Going from being looked after to looking after someone is an incredibly confusing thing to experience. In any close relationship (including friendship and family relationships) there inevitably becomes a time where roles reverse. Sometime this is brief, a few minutes or hours, sometimes this is for longer.
It’s realistic to say there is a dominant figure in all relationships. One person is the “parental” figure. I say parental because that person does the protecting. That’s the person who wards of the metaphorical “danger”. Sometimes that person has to be the strong one. The person who even though a situation, may be upsetting them to, is able to say “it’s going to be ok.”
In the realm of mental health it is often easy to become the submissive part of a relationship. This of course isn’t strictly to do with mental illness, but physical illness too. The other person in the relationship can feel they need to protect the “weaker” person. Again, I say weaker because that person isn’t particularly weak. But it’s normal to feel the need to protect someone who you see as ill, or upset.
Inevitably, though there comes a time when those roles reverse. I experienced this recently. It was something I was not expecting, it was however something that made me question my ability to handle the situation, but it did help me to realise what it is like to be on the other side for that person.
I am not ok. I haven’t been “ok” for a long time. Some of my close friends know, some know more than others. Some of those people are always there for me and in the last year I have really needed that, I have appreciated that greatly. But In the last month something terrible happened. My partner finally cracked.
It had been coming, I had pretended it hadn’t because I desperately needed that support to continue, but inevitably as I have said roles reverse. When my partner cracked I instantly. Changed. I now had to be his support. I had to be the one saying things would get better (whether I believed it or not) I had to tell him that I thought he would benefit from counselling yet I do not think I would. I had to be there for my partner when I could hardly be there for myself. I had to be the one who was doing the looking after.
It was a huge strain, but it taught me a lot about what he has to face. I used to tell my partner everything, more recently I have been withholding things. Not because I don’t want him to know, but because I think I need to wait for his condition to improve before I tell him every silly thing that affects my life after all a bad day for me right now makes me want to cut myself. And I don’t think he is ready to deal with that. I used to tell him about that. But I don’t think it will help right now so I’m trying to be more considerate. But am I just pussyfooting around now? Am I being the stigma I’m so desperately fighting?
We are talking about how he feels, his treatment and his problems. I just don’t want to add any more of mine to the mix right now. And I think that’s ok. Because I think we see things differently. I am able to desensitise myself from things don’t directly affect me. Examples would be problems he has at work. I can’t relate I am not in that situation. But he gets frustrated when I talk about my work problems and that is hard. I don’t tell him things to get him upset I tell him because sometimes I need to vent too.

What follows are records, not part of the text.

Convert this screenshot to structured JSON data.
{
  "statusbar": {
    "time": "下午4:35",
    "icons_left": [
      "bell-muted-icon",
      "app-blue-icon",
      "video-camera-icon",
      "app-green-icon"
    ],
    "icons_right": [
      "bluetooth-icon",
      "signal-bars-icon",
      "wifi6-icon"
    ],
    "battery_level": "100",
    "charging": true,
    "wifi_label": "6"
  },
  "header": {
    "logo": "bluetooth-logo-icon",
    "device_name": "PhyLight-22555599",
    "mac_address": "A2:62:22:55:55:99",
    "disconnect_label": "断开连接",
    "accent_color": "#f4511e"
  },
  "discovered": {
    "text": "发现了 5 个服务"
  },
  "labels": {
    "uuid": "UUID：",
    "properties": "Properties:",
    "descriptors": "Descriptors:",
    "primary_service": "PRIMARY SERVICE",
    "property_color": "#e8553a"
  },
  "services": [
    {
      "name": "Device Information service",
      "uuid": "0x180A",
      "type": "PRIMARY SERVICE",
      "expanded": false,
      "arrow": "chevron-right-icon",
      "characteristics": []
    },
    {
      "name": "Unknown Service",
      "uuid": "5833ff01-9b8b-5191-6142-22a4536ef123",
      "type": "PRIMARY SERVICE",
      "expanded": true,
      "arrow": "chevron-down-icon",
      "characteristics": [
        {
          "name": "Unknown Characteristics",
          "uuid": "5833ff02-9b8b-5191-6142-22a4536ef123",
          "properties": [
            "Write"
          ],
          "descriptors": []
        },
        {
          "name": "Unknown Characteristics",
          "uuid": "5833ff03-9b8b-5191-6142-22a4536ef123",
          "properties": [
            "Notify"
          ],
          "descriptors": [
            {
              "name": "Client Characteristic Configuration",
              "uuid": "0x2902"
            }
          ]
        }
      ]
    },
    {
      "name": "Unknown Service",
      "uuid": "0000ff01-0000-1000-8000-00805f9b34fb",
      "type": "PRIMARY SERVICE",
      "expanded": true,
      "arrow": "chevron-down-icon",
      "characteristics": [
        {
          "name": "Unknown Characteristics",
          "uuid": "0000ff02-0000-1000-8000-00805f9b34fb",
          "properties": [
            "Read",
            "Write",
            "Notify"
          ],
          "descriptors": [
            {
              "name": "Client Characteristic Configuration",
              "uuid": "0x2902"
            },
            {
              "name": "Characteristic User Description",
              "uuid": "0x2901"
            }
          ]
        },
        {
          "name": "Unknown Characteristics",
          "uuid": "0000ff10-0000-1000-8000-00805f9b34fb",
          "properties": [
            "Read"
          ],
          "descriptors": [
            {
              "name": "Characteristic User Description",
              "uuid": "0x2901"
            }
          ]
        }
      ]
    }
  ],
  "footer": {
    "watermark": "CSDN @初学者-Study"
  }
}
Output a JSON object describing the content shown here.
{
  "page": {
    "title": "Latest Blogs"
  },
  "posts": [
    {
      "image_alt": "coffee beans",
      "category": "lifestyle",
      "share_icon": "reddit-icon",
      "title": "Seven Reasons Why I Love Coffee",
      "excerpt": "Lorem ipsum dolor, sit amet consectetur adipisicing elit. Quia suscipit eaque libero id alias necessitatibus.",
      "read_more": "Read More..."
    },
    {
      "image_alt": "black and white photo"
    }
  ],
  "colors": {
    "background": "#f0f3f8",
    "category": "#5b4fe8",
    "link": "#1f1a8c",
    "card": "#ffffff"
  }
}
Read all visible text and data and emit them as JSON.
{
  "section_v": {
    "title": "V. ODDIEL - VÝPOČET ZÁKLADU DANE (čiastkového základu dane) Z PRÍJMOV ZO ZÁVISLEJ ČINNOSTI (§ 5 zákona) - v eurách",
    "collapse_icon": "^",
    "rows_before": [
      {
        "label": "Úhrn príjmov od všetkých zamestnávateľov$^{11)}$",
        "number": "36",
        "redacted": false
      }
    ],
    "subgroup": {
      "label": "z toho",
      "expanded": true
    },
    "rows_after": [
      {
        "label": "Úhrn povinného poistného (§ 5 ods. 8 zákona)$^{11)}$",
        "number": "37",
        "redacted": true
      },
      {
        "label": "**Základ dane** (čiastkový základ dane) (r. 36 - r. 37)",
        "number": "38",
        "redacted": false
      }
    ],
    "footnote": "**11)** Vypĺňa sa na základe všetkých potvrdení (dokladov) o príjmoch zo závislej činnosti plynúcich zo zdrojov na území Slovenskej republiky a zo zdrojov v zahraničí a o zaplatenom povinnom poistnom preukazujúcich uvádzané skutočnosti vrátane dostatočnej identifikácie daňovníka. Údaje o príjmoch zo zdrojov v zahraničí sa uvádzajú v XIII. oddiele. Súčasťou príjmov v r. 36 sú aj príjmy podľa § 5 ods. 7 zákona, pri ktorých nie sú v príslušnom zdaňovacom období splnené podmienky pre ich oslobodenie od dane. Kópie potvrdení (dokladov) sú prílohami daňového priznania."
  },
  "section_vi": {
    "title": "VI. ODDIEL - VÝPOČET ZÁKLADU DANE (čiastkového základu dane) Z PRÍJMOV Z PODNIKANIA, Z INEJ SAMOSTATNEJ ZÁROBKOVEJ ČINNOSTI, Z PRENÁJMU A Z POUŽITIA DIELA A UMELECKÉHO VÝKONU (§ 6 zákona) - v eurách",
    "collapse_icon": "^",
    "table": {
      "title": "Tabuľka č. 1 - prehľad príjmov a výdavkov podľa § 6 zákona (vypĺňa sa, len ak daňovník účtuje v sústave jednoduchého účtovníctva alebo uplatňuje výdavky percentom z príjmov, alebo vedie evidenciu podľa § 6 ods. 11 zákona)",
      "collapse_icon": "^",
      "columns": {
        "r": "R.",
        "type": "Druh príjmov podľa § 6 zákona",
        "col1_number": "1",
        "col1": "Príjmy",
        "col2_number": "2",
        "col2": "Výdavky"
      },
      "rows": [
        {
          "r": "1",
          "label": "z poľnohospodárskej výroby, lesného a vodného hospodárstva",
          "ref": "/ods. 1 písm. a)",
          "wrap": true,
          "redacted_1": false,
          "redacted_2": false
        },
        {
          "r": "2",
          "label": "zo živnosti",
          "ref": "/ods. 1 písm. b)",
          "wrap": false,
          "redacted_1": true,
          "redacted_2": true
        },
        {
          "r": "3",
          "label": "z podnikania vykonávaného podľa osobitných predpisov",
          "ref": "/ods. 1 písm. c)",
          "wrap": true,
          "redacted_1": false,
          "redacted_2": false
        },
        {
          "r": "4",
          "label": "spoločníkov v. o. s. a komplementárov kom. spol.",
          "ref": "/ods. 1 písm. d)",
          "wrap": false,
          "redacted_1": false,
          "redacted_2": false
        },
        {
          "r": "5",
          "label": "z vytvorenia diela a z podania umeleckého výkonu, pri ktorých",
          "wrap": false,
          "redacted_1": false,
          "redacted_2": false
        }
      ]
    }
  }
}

I know I shouldn’t hold things in, holding things in is what makes them worse. Holding things in causes my physical depression bouts, the sharp pain in my abdomen. The stiffening of my shoulders. The struggle to find the energy to get out of bed. The fight to stop myself from bursting into tears at any given moment. It’s hard.
Our roles have been reversed for a week now. I’m struggling. If I wasn’t writing and venting this way I’d have probably exploded before now. I miss him. I know this is not his fault, I know things will improve but it’s hard. This role reversal is playing havoc with my emotions. I have become the dominant part of this relationship and I have no idea what I am doing.
The Elephant in the Room